Research Assistant Professor, Bioengineering
- Ph.D., Chemical Engineering, University of Washington
- B.S., University of Texas, Austin
Dr. Lutz’ career began in chemical engineering and turned to bioengineering as a postdoctoral fellow in the NIH funded Microscale Life Sciences Center at the UW. At the Center he studied engineering directed to biological problems. The Center’s vision, that genetically-identical cells do not behave the same way, captured his imagination and shifted his interest more toward biological applications of engineering.
Dr. Lutz went on to Intel Corporation where he worked with a biomedical research team to develop early stage technologies to improve human health. He worked on-site at the Fred Hutchinson Cancer Research Center in collaboration with Dr. Beatrice Knudsen of FHCRC, Dr. Selena Chan of Intel, and an Intel research team to apply Raman nanoparticle probes for multi-target detection in human cancer tissues.
Most recently, Dr. Lutz joined Prof. Paul Yager’s group, where he helped lead the research to develop point-of-care diagnostics for low-resource settings.

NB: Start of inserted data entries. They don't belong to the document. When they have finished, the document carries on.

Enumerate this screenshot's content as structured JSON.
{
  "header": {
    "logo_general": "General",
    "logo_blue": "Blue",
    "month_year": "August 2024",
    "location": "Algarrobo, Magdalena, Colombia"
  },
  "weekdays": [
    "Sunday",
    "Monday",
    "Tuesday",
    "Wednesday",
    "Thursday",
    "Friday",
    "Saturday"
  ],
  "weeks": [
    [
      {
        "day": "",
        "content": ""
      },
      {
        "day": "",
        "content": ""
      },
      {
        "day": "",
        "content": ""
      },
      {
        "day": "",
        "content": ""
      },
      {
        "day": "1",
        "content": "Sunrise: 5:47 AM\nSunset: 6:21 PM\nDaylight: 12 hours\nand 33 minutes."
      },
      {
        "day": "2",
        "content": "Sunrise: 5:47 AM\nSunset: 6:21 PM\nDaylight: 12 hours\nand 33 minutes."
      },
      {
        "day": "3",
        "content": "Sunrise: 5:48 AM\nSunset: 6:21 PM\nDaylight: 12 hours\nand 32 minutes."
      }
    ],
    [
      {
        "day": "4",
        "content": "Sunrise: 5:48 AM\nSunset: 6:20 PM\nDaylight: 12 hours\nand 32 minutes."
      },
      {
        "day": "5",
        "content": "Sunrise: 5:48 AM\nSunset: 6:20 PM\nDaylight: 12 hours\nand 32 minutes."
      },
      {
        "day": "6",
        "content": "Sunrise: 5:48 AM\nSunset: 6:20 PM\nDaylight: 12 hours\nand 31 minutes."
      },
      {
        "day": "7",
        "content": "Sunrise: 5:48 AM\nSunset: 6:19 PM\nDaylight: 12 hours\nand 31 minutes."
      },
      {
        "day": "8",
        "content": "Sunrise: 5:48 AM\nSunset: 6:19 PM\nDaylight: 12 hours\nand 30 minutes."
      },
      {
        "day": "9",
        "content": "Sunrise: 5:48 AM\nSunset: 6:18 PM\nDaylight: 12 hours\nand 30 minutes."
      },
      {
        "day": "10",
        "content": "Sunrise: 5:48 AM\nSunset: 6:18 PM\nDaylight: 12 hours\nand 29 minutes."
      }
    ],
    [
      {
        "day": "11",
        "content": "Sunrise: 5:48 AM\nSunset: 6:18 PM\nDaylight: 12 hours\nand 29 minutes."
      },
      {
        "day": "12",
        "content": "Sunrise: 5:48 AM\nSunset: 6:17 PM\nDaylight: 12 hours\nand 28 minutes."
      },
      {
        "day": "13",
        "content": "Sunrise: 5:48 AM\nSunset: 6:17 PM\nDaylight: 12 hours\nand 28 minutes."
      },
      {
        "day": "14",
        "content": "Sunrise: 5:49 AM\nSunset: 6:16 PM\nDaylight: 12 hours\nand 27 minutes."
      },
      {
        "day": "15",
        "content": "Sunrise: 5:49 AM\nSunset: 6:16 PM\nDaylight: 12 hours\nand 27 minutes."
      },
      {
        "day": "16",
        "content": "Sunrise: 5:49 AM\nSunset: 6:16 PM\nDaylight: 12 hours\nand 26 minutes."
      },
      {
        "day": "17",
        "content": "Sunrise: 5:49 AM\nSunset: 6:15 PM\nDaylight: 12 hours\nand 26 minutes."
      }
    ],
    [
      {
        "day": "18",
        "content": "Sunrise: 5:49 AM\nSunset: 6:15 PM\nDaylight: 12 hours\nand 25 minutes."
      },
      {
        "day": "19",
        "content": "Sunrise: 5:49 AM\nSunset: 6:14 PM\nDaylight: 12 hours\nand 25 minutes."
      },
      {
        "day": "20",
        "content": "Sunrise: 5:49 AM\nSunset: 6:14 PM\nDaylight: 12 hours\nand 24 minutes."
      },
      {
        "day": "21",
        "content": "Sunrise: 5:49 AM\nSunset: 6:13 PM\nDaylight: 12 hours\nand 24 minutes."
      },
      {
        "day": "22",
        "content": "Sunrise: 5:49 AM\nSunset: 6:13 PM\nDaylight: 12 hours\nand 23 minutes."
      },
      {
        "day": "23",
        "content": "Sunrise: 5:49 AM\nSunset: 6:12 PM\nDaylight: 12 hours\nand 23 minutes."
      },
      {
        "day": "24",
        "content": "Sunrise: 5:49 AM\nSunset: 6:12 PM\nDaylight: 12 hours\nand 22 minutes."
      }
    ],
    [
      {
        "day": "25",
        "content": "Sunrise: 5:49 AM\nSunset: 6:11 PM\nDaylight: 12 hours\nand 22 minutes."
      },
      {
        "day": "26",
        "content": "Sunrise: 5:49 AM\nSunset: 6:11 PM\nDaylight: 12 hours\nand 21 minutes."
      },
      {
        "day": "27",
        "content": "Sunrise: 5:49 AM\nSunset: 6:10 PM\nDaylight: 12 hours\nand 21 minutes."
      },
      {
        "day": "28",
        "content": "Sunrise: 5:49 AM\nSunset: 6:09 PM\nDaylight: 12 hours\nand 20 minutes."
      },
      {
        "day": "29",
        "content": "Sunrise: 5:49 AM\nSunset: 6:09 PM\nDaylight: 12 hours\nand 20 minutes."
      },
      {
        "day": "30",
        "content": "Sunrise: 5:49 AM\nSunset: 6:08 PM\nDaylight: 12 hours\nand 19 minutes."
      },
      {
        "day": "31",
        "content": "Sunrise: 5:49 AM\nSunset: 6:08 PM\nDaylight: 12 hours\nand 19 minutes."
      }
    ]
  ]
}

Dr. Lutz’ awards include; the American Vacuum Society Young Investigator Award from the AVS International Symposium, the NIH/NHGRI Genome Training Grant from the Department of Genome Sciences, University of Washington, the Charles Tobias Memorial Student Poster Award at the Joint Meeting of the Electromechanical Society and International Society of Electrochemistry and the NSF East Asia and Pacific Institute Fellowship from the Chemistry Department, Tohoku University, Sendai, Japan.